A few years ago, I wrote a piece called Gosh Darn It, Danny in which I said that a bit more nonsense on IrishCentral would be – as we say in Irish – like a wren pissing in the sea. (Mar mhún dreoilín san fharraige.) Jeremy Butterfield, an expert lexicographer and linguist, commented that it was a great expression and that he would squeeze it into English conversations whenever he had the opportunity. Then, a year or two later, I learned that the Welsh use the same idiom (fel piso dryw bach yn y môr). This started me wondering where the expression originally came from, so I decided to do a little research.
Strangely, one of the oldest known proverbs in history is very similar to this idiom. It is found in the Sumerian language: The fox, having urinated into the sea, said: ‘The depths of the sea are my urine!’
However, this Sumerian expression doesn’t seem to have left any direct mark on the world’s languages and it is not until a few hundred years ago that we find it in contexts where it is more likely to have spread into Irish or Welsh. According to The Oxford Dictionary of Word Origins, a similar expression is found in a 1590 work (Deviz Familiers) by the French writer Gabriel Meurier: ‘ peu ayde, disçoit le formy, pissant en mer en plein midy’. (A little helps, said the ant, pissing in the sea in broad daylight’.) Within a few years, a similar expression was recorded in English, in a letter from a man called Philip Gawdy to his brother, but in the Gawdy version, the ant has become a wren and he omits the word piss (bycause the wrenn sayde all helpte when she … in the sea).

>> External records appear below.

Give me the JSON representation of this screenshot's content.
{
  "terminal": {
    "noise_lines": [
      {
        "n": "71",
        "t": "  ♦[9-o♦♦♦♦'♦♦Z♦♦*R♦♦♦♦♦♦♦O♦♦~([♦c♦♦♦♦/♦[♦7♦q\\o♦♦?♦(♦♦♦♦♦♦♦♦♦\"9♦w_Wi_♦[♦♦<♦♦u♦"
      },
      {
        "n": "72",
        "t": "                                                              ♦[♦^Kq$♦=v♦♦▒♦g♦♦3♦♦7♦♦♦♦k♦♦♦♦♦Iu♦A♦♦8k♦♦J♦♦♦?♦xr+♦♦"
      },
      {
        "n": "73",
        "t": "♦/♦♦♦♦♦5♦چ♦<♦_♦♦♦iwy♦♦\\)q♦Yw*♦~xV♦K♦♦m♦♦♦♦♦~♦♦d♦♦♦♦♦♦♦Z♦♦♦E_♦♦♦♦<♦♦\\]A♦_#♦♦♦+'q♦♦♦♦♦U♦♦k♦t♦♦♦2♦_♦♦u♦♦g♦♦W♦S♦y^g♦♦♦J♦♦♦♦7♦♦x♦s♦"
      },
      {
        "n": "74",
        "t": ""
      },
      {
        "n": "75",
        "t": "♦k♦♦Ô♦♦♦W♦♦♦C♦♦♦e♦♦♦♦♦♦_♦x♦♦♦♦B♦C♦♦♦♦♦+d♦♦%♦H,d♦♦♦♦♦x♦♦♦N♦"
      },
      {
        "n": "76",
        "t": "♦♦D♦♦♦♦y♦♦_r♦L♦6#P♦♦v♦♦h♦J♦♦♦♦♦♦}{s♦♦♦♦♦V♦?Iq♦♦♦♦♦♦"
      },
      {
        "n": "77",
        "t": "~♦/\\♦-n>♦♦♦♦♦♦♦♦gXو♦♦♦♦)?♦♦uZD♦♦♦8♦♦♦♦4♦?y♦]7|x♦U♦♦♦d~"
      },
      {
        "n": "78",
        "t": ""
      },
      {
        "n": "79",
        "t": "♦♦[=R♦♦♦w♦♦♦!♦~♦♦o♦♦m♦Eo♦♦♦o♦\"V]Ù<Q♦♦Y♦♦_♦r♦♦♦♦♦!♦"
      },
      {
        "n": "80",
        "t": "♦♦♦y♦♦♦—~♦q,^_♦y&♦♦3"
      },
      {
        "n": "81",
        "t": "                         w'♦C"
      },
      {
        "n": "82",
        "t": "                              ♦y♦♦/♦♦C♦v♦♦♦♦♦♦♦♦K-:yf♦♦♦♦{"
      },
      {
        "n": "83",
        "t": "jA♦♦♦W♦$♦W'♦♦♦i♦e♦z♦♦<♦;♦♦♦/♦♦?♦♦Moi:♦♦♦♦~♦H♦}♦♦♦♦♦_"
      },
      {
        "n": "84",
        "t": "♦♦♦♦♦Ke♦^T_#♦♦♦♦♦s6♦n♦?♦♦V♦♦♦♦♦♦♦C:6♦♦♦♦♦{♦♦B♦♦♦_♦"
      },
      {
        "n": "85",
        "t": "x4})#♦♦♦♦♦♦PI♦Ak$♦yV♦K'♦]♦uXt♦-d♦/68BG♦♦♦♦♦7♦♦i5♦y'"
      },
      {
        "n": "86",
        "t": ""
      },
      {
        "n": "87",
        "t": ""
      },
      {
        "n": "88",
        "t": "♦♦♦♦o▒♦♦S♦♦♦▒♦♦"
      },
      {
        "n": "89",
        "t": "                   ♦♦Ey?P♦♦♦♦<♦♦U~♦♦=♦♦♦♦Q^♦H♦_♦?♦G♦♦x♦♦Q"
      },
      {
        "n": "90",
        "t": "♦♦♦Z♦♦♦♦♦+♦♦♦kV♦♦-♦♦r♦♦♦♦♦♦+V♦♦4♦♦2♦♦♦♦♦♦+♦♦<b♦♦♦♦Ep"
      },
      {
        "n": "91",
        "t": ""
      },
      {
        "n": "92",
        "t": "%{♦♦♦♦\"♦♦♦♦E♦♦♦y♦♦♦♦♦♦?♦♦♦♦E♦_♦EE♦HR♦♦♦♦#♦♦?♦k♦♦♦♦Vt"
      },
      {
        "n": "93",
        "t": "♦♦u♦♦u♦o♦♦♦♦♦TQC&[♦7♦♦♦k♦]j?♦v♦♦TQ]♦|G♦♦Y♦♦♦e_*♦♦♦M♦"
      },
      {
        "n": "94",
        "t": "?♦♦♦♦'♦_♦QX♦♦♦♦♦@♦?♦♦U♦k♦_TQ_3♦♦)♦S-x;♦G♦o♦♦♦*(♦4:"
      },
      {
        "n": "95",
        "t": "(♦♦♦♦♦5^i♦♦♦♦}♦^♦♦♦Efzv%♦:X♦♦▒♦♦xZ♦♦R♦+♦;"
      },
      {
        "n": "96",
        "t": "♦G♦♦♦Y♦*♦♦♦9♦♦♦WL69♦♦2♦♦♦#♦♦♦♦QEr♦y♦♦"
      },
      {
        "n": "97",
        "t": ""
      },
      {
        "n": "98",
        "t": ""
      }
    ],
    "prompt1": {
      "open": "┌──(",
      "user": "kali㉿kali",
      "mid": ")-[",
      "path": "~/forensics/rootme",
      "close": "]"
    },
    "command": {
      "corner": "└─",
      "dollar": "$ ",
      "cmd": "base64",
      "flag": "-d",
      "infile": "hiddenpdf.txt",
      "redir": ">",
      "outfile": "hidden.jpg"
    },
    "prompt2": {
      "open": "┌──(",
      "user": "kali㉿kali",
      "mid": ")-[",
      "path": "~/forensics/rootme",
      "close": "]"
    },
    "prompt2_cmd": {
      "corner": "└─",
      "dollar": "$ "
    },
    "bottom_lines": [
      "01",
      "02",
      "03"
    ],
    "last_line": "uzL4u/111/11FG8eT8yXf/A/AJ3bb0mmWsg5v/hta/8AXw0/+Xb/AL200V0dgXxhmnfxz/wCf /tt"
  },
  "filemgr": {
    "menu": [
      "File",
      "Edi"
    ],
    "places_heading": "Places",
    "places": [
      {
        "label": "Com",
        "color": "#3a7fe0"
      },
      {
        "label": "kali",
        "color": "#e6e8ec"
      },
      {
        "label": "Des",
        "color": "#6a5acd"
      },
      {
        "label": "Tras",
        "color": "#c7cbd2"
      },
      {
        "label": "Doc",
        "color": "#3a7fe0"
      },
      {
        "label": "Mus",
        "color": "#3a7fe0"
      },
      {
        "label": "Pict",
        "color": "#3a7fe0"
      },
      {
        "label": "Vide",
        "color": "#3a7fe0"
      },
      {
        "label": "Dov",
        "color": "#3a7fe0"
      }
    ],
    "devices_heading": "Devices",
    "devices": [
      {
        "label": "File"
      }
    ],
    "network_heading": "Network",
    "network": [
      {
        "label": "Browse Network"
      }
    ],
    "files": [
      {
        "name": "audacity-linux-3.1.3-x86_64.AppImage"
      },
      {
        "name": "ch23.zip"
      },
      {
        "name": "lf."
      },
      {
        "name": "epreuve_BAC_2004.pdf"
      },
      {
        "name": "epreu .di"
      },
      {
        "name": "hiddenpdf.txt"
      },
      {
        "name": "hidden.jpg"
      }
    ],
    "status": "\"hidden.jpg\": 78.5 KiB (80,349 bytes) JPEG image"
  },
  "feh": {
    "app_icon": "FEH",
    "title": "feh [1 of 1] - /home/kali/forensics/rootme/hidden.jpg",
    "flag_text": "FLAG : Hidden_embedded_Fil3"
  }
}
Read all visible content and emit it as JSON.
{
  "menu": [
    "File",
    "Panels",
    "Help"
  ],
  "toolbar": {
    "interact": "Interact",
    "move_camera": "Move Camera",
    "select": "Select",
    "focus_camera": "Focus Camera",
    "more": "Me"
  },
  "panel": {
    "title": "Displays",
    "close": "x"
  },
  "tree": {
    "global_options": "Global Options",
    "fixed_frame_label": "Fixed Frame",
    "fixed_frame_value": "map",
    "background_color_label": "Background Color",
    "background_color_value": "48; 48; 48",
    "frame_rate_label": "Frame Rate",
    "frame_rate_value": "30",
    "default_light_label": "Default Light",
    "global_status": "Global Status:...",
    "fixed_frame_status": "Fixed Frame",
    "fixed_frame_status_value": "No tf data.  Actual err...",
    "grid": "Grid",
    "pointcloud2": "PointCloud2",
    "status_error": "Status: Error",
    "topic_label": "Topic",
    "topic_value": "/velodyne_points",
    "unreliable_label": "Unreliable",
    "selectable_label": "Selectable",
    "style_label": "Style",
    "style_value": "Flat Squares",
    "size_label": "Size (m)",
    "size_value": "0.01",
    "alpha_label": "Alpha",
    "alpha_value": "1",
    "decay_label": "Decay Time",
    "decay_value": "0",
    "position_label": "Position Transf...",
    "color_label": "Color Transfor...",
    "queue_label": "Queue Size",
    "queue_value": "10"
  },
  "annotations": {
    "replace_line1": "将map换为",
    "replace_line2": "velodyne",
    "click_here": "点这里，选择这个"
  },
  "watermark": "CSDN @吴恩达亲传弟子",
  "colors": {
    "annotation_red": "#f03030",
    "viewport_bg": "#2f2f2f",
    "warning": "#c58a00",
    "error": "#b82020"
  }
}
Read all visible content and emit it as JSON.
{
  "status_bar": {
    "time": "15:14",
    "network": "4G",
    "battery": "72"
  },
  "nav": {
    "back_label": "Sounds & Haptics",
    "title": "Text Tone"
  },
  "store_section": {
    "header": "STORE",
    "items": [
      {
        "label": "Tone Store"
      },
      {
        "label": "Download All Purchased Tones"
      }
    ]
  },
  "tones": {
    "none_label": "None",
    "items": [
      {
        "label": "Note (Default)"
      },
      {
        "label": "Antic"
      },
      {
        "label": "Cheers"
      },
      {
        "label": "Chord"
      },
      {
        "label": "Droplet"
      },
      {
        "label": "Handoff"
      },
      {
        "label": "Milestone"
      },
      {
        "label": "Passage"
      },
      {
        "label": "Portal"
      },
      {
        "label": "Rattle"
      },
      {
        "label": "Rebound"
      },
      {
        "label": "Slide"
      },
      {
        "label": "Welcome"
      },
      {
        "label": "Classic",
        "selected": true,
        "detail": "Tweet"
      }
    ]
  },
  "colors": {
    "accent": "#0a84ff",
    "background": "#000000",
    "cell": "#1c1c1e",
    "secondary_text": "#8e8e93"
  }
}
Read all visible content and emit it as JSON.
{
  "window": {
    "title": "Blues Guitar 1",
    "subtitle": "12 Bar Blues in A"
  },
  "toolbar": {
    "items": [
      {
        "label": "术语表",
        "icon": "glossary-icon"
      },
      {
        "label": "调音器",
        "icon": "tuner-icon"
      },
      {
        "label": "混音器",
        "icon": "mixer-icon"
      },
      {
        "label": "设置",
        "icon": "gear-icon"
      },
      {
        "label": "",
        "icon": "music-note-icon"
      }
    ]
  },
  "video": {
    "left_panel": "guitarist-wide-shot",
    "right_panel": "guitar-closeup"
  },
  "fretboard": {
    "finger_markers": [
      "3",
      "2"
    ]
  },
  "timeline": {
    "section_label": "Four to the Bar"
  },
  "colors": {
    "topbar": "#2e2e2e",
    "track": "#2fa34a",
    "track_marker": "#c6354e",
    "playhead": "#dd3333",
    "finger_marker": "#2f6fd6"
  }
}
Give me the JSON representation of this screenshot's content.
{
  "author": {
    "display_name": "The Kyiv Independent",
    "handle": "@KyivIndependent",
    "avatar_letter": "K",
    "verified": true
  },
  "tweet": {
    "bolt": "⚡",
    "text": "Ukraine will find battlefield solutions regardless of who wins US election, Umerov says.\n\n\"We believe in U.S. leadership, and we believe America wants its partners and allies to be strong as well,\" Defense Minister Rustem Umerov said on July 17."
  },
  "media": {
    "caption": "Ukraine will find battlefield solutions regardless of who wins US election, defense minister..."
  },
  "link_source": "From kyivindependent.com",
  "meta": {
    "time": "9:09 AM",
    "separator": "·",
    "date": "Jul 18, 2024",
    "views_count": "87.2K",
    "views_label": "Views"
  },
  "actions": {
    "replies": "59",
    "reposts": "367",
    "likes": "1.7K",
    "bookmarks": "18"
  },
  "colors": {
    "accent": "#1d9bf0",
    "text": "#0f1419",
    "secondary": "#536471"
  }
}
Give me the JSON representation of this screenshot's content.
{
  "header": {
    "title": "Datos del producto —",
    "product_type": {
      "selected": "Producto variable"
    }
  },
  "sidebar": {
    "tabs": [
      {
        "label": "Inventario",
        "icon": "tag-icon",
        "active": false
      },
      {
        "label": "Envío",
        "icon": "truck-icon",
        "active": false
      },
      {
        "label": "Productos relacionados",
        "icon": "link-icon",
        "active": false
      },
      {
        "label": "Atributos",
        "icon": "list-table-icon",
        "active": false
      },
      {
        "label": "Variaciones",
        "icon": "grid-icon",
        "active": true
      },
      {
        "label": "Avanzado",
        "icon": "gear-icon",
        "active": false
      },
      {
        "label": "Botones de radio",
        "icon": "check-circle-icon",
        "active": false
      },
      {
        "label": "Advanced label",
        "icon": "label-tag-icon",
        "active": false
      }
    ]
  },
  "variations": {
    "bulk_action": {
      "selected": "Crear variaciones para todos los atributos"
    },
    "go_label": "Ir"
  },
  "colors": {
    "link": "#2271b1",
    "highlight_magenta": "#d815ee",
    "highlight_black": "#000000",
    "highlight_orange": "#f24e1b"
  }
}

In other words, this is an expression that seems to have formerly existed in a number of European languages that interacted regularly with one another: French, English, Irish and Welsh. However, it seems to have been lost in English and probably in French. Why this should be is a mystery, as it is a good expression.
When I looked at this question, it reminded me of another phrase which I found beautiful when I began learning Irish in my early teens, the phrase bóín Dé (little cow of God) which is the usual term for the insect known as a ladybird or ladybug in English. I later learned that phrases with the same meaning are found in many of the Slavic languages (boża krówka in Polish, Божья коровка in Russian) and I wondered why. The answer is, of course, that this was formerly widely spread throughout many European languages. In English, it was known as Godyscow in Middle English and in French it was vache de Dieu. Gradually, other expressions, mostly to do with the Virgin Mary, have supplanted these names in many European languages, leaving Irish and the Slavic east with what looks like a special connection, whereas in reality what we have today are just the remnants of something far more extensive.
If you are the kind of person who enjoys etymology and word history, you will find a lot more of it (and much better researched) over at Jeremy Butterfield’s blog: https://jeremybutterfield.wordpress.com.